Additional high-rises in Pankrác could threaten Prague's place on UNESCO's World Heritage List.
So now, at last, it's been finalised. After nine years of debate, the final Czech authority ― the Culture Ministry ― has said new skyscrapers in Pankrác can tower over Prague.
Opponents of the buildings are now relying mainly on UNESCO, which has criticised the project and reportedly might delete Prague from its list of world heritage sites. The particular arguments on both sides are far from interesting. What matters more about this conflict is why they failed to find a mutually acceptable solution.

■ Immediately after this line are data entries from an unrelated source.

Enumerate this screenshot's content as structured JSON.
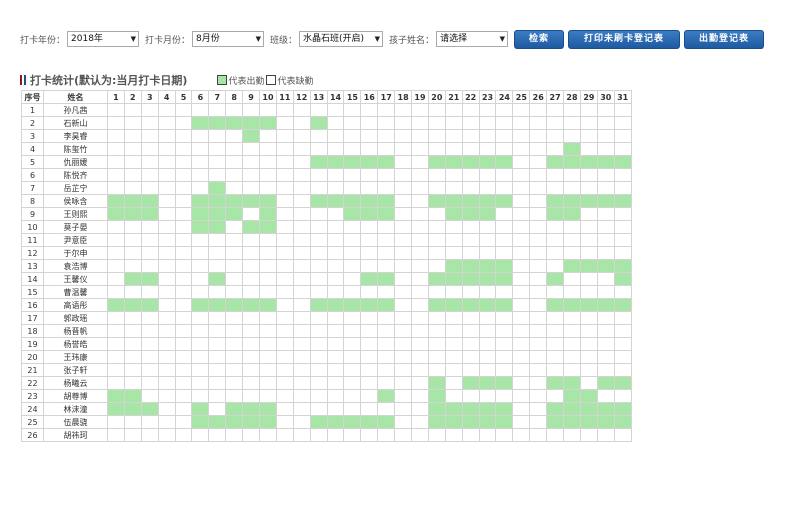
{
  "toolbar": {
    "year_label": "打卡年份：",
    "year_value": "2018年",
    "month_label": "打卡月份：",
    "month_value": "8月份",
    "class_label": "班级：",
    "class_value": "水晶石班(开启)",
    "child_label": "孩子姓名：",
    "child_value": "请选择",
    "search_button": "检索",
    "print_button": "打印未刷卡登记表",
    "attendance_button": "出勤登记表"
  },
  "section": {
    "title": "打卡统计(默认为:当月打卡日期)",
    "legend_present": "代表出勤",
    "legend_absent": "代表缺勤"
  },
  "colors": {
    "present": "#a8e6a8",
    "absent": "#ffffff",
    "button": "#1e5aa0",
    "title_mark_red": "#8b1a1a",
    "title_mark_blue": "#1e4f8c"
  },
  "table": {
    "col_index": "序号",
    "col_name": "姓名",
    "days": [
      "1",
      "2",
      "3",
      "4",
      "5",
      "6",
      "7",
      "8",
      "9",
      "10",
      "11",
      "12",
      "13",
      "14",
      "15",
      "16",
      "17",
      "18",
      "19",
      "20",
      "21",
      "22",
      "23",
      "24",
      "25",
      "26",
      "27",
      "28",
      "29",
      "30",
      "31"
    ],
    "rows": [
      {
        "index": "1",
        "name": "孙凡茜",
        "present": []
      },
      {
        "index": "2",
        "name": "石新山",
        "present": [
          6,
          7,
          8,
          9,
          10,
          13
        ]
      },
      {
        "index": "3",
        "name": "李昊睿",
        "present": [
          9
        ]
      },
      {
        "index": "4",
        "name": "陈玺竹",
        "present": [
          28
        ]
      },
      {
        "index": "5",
        "name": "仇丽媛",
        "present": [
          13,
          14,
          15,
          16,
          17,
          20,
          21,
          22,
          23,
          24,
          27,
          28,
          29,
          30,
          31
        ]
      },
      {
        "index": "6",
        "name": "陈悦齐",
        "present": []
      },
      {
        "index": "7",
        "name": "岳芷宁",
        "present": [
          7
        ]
      },
      {
        "index": "8",
        "name": "侯咏含",
        "present": [
          1,
          2,
          3,
          6,
          7,
          8,
          9,
          10,
          13,
          14,
          15,
          16,
          17,
          20,
          21,
          22,
          23,
          24,
          27,
          28,
          29,
          30,
          31
        ]
      },
      {
        "index": "9",
        "name": "王则熙",
        "present": [
          1,
          2,
          3,
          6,
          7,
          8,
          10,
          15,
          16,
          17,
          21,
          22,
          23,
          27,
          28
        ]
      },
      {
        "index": "10",
        "name": "莫子晏",
        "present": [
          6,
          7,
          9,
          10
        ]
      },
      {
        "index": "11",
        "name": "尹意臣",
        "present": []
      },
      {
        "index": "12",
        "name": "于尔申",
        "present": []
      },
      {
        "index": "13",
        "name": "袁浩博",
        "present": [
          21,
          22,
          23,
          24,
          28,
          29,
          30,
          31
        ]
      },
      {
        "index": "14",
        "name": "王馨仪",
        "present": [
          2,
          3,
          7,
          16,
          17,
          20,
          21,
          22,
          23,
          24,
          27,
          31
        ]
      },
      {
        "index": "15",
        "name": "曹温馨",
        "present": []
      },
      {
        "index": "16",
        "name": "高语彤",
        "present": [
          1,
          2,
          3,
          6,
          7,
          8,
          9,
          10,
          13,
          14,
          15,
          16,
          17,
          20,
          21,
          22,
          23,
          24,
          27,
          28,
          29,
          30,
          31
        ]
      },
      {
        "index": "17",
        "name": "郭政瑶",
        "present": []
      },
      {
        "index": "18",
        "name": "杨晋帆",
        "present": []
      },
      {
        "index": "19",
        "name": "杨誉皓",
        "present": []
      },
      {
        "index": "20",
        "name": "王玮康",
        "present": []
      },
      {
        "index": "21",
        "name": "张子轩",
        "present": []
      },
      {
        "index": "22",
        "name": "杨曦云",
        "present": [
          20,
          22,
          23,
          24,
          27,
          28,
          30,
          31
        ]
      },
      {
        "index": "23",
        "name": "胡尊博",
        "present": [
          1,
          2,
          17,
          20,
          28,
          29
        ]
      },
      {
        "index": "24",
        "name": "林沫潼",
        "present": [
          1,
          2,
          3,
          6,
          8,
          9,
          10,
          20,
          21,
          22,
          23,
          24,
          27,
          28,
          29,
          30,
          31
        ]
      },
      {
        "index": "25",
        "name": "伍晨骁",
        "present": [
          6,
          7,
          8,
          9,
          10,
          13,
          14,
          15,
          16,
          17,
          20,
          21,
          22,
          23,
          24,
          27,
          28,
          29,
          30,
          31
        ]
      },
      {
        "index": "26",
        "name": "胡祎珂",
        "present": []
      }
    ]
  }
}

Pankrác inhabitants can't be happy about the project. Once the newest skyscraper opens and its „brothers“ or „twins“ rise up (one building is visually a bit reminiscent of New York's Twin Towers), the traffic jams will get bigger and people will have trouble finding parking places in front of their own homes. Nor will Malá Strana residents be crowing that the pleasure of their view over Old Town's roofs will be sullied by silhouettes suggestive of praying mantises rising over the city.
On the other hand, some architects contend that the Prague panorama has already been disrupted and that unless we want to tear down the existing skyscrapers, it makes sense to complete the scheme.
What to do about the notion that the guardians of our cultural inheritance should be UNESCO officials? Are…